_What is expected_
Word for word, return the entries listed below.

_Data_
━━━━━━━━━━━━━━━━━━━━━━━━━━━━━━
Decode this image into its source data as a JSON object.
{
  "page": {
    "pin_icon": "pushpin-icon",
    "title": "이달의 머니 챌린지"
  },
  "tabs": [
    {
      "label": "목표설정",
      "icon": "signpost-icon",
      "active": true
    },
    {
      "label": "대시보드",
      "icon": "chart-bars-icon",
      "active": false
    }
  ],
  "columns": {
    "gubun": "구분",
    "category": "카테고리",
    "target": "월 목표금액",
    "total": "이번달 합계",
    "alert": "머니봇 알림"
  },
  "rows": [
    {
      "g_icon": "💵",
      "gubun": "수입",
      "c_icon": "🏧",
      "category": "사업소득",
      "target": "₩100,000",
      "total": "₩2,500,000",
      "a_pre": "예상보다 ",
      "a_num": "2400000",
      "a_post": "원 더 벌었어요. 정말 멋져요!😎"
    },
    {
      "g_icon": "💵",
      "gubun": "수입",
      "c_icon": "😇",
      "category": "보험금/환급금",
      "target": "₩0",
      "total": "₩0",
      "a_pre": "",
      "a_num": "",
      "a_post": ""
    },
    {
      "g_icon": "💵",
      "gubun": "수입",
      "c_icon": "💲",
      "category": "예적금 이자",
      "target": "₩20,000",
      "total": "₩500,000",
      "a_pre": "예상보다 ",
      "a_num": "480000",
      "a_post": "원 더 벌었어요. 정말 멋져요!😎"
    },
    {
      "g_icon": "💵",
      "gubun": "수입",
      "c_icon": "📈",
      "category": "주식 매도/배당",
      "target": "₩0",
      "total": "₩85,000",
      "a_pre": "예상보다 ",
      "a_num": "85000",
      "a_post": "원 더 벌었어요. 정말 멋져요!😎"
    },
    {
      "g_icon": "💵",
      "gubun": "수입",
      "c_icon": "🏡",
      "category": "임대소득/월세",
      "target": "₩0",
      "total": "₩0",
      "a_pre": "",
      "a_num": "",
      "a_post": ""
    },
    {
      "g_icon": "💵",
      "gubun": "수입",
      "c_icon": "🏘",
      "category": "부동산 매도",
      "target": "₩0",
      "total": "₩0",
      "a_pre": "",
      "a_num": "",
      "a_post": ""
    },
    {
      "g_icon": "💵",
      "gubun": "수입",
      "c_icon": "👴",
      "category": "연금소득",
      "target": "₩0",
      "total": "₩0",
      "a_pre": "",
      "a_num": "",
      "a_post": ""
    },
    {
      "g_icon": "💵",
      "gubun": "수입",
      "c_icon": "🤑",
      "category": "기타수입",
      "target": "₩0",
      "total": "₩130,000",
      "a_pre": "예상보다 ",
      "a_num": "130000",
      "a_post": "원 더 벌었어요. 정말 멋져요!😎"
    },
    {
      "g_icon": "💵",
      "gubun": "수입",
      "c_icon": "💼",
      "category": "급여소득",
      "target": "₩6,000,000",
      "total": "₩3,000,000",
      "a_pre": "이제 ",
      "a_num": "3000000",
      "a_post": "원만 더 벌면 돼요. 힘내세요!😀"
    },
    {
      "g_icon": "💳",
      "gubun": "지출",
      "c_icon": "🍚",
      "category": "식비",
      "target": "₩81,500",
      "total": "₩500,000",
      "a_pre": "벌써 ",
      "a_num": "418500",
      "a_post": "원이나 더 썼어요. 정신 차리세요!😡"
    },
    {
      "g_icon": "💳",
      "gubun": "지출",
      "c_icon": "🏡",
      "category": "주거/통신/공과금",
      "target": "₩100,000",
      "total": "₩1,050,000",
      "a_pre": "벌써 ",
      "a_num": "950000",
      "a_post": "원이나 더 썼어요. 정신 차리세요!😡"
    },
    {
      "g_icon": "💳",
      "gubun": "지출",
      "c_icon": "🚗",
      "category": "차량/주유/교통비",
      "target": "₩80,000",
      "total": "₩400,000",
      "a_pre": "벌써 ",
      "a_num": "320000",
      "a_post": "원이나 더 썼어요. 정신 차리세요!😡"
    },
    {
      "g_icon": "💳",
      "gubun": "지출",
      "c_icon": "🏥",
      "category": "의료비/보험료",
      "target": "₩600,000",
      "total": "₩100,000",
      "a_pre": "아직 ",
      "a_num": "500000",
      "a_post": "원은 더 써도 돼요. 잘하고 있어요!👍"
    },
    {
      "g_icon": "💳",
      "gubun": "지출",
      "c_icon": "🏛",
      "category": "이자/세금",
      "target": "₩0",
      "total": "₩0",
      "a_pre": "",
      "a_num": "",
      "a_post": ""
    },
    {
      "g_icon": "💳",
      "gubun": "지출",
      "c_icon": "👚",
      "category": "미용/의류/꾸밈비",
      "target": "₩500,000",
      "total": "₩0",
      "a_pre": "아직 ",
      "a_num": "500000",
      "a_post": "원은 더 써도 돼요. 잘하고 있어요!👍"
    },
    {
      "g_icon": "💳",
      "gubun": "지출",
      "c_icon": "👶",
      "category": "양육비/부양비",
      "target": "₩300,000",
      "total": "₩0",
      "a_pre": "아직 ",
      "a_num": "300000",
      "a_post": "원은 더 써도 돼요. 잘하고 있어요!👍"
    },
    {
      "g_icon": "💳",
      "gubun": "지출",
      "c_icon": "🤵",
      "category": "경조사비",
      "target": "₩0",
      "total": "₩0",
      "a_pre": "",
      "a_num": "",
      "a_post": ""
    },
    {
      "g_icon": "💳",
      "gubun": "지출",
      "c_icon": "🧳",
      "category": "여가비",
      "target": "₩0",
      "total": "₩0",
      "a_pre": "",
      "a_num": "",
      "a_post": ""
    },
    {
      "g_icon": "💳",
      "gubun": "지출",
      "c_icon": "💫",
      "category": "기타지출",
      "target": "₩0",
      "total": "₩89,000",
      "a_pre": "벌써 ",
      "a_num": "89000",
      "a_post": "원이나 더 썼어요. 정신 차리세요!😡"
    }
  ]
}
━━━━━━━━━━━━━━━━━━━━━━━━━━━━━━
_Response to this exercise_
Decode this image into its source data as a JSON object.
{
  "page": {
    "pin_icon": "pushpin-icon",
    "title": "이달의 머니 챌린지"
  },
  "tabs": [
    {
      "label": "목표설정",
      "icon": "signpost-icon",
      "active": true
    },
    {
      "label": "대시보드",
      "icon": "chart-bars-icon",
      "active": false
    }
  ],
  "columns": {
    "gubun": "구분",
    "category": "카테고리",
    "target": "월 목표금액",
    "total": "이번달 합계",
    "alert": "머니봇 알림"
  },
  "rows": [
    {
      "g_icon": "💵",
      "gubun": "수입",
      "c_icon": "🏧",
      "category": "사업소득",
      "target": "₩100,000",
      "total": "₩2,500,000",
      "a_pre": "예상보다 ",
      "a_num": "2400000",
      "a_post": "원 더 벌었어요. 정말 멋져요!😎"
    },
    {
      "g_icon": "💵",
      "gubun": "수입",
      "c_icon": "😇",
      "category": "보험금/환급금",
      "target": "₩0",
      "total": "₩0",
      "a_pre": "",
      "a_num": "",
      "a_post": ""
    },
    {
      "g_icon": "💵",
      "gubun": "수입",
      "c_icon": "💲",
      "category": "예적금 이자",
      "target": "₩20,000",
      "total": "₩500,000",
      "a_pre": "예상보다 ",
      "a_num": "480000",
      "a_post": "원 더 벌었어요. 정말 멋져요!😎"
    },
    {
      "g_icon": "💵",
      "gubun": "수입",
      "c_icon": "📈",
      "category": "주식 매도/배당",
      "target": "₩0",
      "total": "₩85,000",
      "a_pre": "예상보다 ",
      "a_num": "85000",
      "a_post": "원 더 벌었어요. 정말 멋져요!😎"
    },
    {
      "g_icon": "💵",
      "gubun": "수입",
      "c_icon": "🏡",
      "category": "임대소득/월세",
      "target": "₩0",
      "total": "₩0",
      "a_pre": "",
      "a_num": "",
      "a_post": ""
    },
    {
      "g_icon": "💵",
      "gubun": "수입",
      "c_icon": "🏘",
      "category": "부동산 매도",
      "target": "₩0",
      "total": "₩0",
      "a_pre": "",
      "a_num": "",
      "a_post": ""
    },
    {
      "g_icon": "💵",
      "gubun": "수입",
      "c_icon": "👴",
      "category": "연금소득",
      "target": "₩0",
      "total": "₩0",
      "a_pre": "",
      "a_num": "",
      "a_post": ""
    },
    {
      "g_icon": "💵",
      "gubun": "수입",
      "c_icon": "🤑",
      "category": "기타수입",
      "target": "₩0",
      "total": "₩130,000",
      "a_pre": "예상보다 ",
      "a_num": "130000",
      "a_post": "원 더 벌었어요. 정말 멋져요!😎"
    },
    {
      "g_icon": "💵",
      "gubun": "수입",
      "c_icon": "💼",
      "category": "급여소득",
      "target": "₩6,000,000",
      "total": "₩3,000,000",
      "a_pre": "이제 ",
      "a_num": "3000000",
      "a_post": "원만 더 벌면 돼요. 힘내세요!😀"
    },
    {
      "g_icon": "💳",
      "gubun": "지출",
      "c_icon": "🍚",
      "category": "식비",
      "target": "₩81,500",
      "total": "₩500,000",
      "a_pre": "벌써 ",
      "a_num": "418500",
      "a_post": "원이나 더 썼어요. 정신 차리세요!😡"
    },
    {
      "g_icon": "💳",
      "gubun": "지출",
      "c_icon": "🏡",
      "category": "주거/통신/공과금",
      "target": "₩100,000",
      "total": "₩1,050,000",
      "a_pre": "벌써 ",
      "a_num": "950000",
      "a_post": "원이나 더 썼어요. 정신 차리세요!😡"
    },
    {
      "g_icon": "💳",
      "gubun": "지출",
      "c_icon": "🚗",
      "category": "차량/주유/교통비",
      "target": "₩80,000",
      "total": "₩400,000",
      "a_pre": "벌써 ",
      "a_num": "320000",
      "a_post": "원이나 더 썼어요. 정신 차리세요!😡"
    },
    {
      "g_icon": "💳",
      "gubun": "지출",
      "c_icon": "🏥",
      "category": "의료비/보험료",
      "target": "₩600,000",
      "total": "₩100,000",
      "a_pre": "아직 ",
      "a_num": "500000",
      "a_post": "원은 더 써도 돼요. 잘하고 있어요!👍"
    },
    {
      "g_icon": "💳",
      "gubun": "지출",
      "c_icon": "🏛",
      "category": "이자/세금",
      "target": "₩0",
      "total": "₩0",
      "a_pre": "",
      "a_num": "",
      "a_post": ""
    },
    {
      "g_icon": "💳",
      "gubun": "지출",
      "c_icon": "👚",
      "category": "미용/의류/꾸밈비",
      "target": "₩500,000",
      "total": "₩0",
      "a_pre": "아직 ",
      "a_num": "500000",
      "a_post": "원은 더 써도 돼요. 잘하고 있어요!👍"
    },
    {
      "g_icon": "💳",
      "gubun": "지출",
      "c_icon": "👶",
      "category": "양육비/부양비",
      "target": "₩300,000",
      "total": "₩0",
      "a_pre": "아직 ",
      "a_num": "300000",
      "a_post": "원은 더 써도 돼요. 잘하고 있어요!👍"
    },
    {
      "g_icon": "💳",
      "gubun": "지출",
      "c_icon": "🤵",
      "category": "경조사비",
      "target": "₩0",
      "total": "₩0",
      "a_pre": "",
      "a_num": "",
      "a_post": ""
    },
    {
      "g_icon": "💳",
      "gubun": "지출",
      "c_icon": "🧳",
      "category": "여가비",
      "target": "₩0",
      "total": "₩0",
      "a_pre": "",
      "a_num": "",
      "a_post": ""
    },
    {
      "g_icon": "💳",
      "gubun": "지출",
      "c_icon": "💫",
      "category": "기타지출",
      "target": "₩0",
      "total": "₩89,000",
      "a_pre": "벌써 ",
      "a_num": "89000",
      "a_post": "원이나 더 썼어요. 정신 차리세요!😡"
    }
  ]
}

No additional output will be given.